▶ _Source data_
■ ■ ■
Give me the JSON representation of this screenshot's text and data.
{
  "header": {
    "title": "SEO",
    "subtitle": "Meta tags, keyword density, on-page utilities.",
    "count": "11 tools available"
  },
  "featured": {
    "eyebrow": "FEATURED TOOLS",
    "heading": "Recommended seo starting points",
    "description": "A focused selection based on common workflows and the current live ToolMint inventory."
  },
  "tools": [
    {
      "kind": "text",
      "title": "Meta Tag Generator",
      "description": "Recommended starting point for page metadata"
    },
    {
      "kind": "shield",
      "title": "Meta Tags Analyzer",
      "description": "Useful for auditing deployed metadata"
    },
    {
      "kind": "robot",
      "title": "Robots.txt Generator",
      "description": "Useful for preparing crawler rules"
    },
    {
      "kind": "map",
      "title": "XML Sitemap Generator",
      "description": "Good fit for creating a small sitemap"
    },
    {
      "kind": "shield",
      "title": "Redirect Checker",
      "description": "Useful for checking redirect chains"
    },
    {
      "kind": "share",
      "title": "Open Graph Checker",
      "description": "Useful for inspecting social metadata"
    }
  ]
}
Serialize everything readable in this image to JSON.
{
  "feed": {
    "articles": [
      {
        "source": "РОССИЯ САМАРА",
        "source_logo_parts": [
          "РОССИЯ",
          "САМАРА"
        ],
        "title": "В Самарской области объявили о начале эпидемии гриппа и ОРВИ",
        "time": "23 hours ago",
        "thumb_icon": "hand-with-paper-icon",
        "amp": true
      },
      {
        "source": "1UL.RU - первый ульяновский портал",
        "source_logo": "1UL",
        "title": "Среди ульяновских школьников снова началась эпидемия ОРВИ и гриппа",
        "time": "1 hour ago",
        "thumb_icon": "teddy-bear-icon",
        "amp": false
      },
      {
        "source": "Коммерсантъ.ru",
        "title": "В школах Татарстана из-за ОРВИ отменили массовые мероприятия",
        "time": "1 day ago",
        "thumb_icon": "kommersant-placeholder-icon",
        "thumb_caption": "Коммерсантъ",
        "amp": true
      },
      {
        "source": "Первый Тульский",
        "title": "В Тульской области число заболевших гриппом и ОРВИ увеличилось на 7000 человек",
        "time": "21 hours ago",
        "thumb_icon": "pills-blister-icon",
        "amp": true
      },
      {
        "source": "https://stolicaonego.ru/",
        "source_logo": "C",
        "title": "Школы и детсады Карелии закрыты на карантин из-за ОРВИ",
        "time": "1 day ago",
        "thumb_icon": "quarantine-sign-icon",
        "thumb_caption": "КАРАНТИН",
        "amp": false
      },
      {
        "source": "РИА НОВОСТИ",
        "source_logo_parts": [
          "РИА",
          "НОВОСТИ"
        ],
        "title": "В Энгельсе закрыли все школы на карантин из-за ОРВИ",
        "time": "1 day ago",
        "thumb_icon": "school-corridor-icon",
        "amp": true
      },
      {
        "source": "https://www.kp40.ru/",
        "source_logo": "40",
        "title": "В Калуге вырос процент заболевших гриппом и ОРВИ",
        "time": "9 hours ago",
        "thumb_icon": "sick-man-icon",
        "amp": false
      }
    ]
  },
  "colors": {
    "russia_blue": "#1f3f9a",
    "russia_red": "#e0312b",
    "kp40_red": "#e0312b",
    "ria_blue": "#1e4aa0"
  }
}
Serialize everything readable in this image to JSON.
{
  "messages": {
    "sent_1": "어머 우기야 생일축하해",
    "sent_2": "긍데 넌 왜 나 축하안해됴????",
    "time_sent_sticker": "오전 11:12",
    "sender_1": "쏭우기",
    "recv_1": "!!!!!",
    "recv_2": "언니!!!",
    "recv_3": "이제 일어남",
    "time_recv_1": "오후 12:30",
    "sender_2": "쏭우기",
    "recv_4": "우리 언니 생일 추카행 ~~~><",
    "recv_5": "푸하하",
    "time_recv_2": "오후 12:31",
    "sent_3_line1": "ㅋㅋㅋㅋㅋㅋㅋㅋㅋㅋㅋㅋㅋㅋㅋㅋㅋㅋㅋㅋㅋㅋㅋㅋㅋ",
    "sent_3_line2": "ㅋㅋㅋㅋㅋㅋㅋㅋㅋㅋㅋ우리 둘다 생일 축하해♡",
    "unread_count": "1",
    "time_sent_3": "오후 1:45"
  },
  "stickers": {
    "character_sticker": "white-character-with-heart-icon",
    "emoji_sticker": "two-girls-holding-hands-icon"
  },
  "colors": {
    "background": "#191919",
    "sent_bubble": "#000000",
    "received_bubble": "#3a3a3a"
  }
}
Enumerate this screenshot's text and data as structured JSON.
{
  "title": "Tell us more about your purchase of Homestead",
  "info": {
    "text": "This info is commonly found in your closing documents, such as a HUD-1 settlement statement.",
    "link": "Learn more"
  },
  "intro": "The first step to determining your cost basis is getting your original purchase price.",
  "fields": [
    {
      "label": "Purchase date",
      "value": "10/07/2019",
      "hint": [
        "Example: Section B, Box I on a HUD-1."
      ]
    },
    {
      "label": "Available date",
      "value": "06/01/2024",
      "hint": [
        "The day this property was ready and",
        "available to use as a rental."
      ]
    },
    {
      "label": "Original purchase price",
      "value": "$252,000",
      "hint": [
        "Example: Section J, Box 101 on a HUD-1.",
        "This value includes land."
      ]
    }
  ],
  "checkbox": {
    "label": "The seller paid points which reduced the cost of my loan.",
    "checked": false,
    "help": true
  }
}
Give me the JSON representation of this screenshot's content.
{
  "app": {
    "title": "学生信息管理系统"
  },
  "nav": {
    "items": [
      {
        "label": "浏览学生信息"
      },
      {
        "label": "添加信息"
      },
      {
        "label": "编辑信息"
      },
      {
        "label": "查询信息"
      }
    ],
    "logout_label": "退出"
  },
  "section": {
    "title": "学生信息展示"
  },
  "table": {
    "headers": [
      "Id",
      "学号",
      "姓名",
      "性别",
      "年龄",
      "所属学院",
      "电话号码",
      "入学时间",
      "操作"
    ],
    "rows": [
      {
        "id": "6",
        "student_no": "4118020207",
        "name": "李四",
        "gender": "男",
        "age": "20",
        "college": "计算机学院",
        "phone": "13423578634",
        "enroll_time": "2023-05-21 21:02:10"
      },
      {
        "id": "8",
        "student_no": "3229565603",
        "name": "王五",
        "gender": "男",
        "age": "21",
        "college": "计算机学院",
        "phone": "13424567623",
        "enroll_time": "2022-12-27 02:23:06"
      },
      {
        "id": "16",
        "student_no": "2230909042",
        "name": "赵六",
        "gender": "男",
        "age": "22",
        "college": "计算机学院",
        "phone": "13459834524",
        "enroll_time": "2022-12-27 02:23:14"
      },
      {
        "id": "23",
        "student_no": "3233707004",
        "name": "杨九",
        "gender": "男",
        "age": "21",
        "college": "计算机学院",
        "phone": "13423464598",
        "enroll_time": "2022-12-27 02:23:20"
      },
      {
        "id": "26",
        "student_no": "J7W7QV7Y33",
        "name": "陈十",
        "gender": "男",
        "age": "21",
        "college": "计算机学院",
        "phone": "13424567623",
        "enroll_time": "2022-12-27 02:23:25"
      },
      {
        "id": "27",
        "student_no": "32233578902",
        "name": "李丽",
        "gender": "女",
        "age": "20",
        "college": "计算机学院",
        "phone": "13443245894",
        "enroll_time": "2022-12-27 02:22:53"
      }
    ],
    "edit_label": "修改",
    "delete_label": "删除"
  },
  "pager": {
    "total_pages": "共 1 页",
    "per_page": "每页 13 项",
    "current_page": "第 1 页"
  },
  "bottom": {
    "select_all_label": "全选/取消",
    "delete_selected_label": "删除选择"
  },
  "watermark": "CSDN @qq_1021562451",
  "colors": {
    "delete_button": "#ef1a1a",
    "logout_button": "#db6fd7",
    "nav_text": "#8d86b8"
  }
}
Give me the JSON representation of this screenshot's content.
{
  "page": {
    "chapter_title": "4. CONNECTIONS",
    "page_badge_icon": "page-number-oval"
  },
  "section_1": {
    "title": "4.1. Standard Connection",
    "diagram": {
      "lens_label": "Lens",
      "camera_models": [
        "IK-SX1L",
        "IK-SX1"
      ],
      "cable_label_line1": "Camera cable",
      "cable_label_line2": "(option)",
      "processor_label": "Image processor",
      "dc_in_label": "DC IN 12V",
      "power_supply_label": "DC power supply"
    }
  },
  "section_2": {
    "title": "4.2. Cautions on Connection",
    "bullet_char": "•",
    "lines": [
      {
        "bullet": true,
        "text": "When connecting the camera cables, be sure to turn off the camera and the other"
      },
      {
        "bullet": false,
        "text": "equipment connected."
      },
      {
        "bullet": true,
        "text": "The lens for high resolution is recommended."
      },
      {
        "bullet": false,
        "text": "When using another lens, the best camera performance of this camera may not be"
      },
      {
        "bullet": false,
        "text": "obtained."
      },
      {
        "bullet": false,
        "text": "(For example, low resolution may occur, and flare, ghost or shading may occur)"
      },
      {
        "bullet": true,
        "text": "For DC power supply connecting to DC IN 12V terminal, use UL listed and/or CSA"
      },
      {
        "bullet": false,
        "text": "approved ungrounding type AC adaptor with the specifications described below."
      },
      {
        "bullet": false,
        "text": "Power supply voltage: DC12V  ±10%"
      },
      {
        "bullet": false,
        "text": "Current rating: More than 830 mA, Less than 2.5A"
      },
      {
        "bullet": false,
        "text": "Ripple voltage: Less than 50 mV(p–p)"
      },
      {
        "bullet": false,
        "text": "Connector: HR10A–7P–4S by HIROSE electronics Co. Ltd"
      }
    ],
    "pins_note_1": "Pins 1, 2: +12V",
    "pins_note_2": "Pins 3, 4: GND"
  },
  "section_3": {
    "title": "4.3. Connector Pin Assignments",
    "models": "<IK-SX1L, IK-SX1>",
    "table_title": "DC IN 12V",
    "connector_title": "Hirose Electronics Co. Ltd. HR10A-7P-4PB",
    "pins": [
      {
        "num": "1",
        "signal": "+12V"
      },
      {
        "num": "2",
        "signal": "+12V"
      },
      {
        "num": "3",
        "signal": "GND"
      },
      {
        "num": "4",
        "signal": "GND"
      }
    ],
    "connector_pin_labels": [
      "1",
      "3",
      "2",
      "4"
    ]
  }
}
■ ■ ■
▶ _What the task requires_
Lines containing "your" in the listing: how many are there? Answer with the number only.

▶ _Response to the task_
3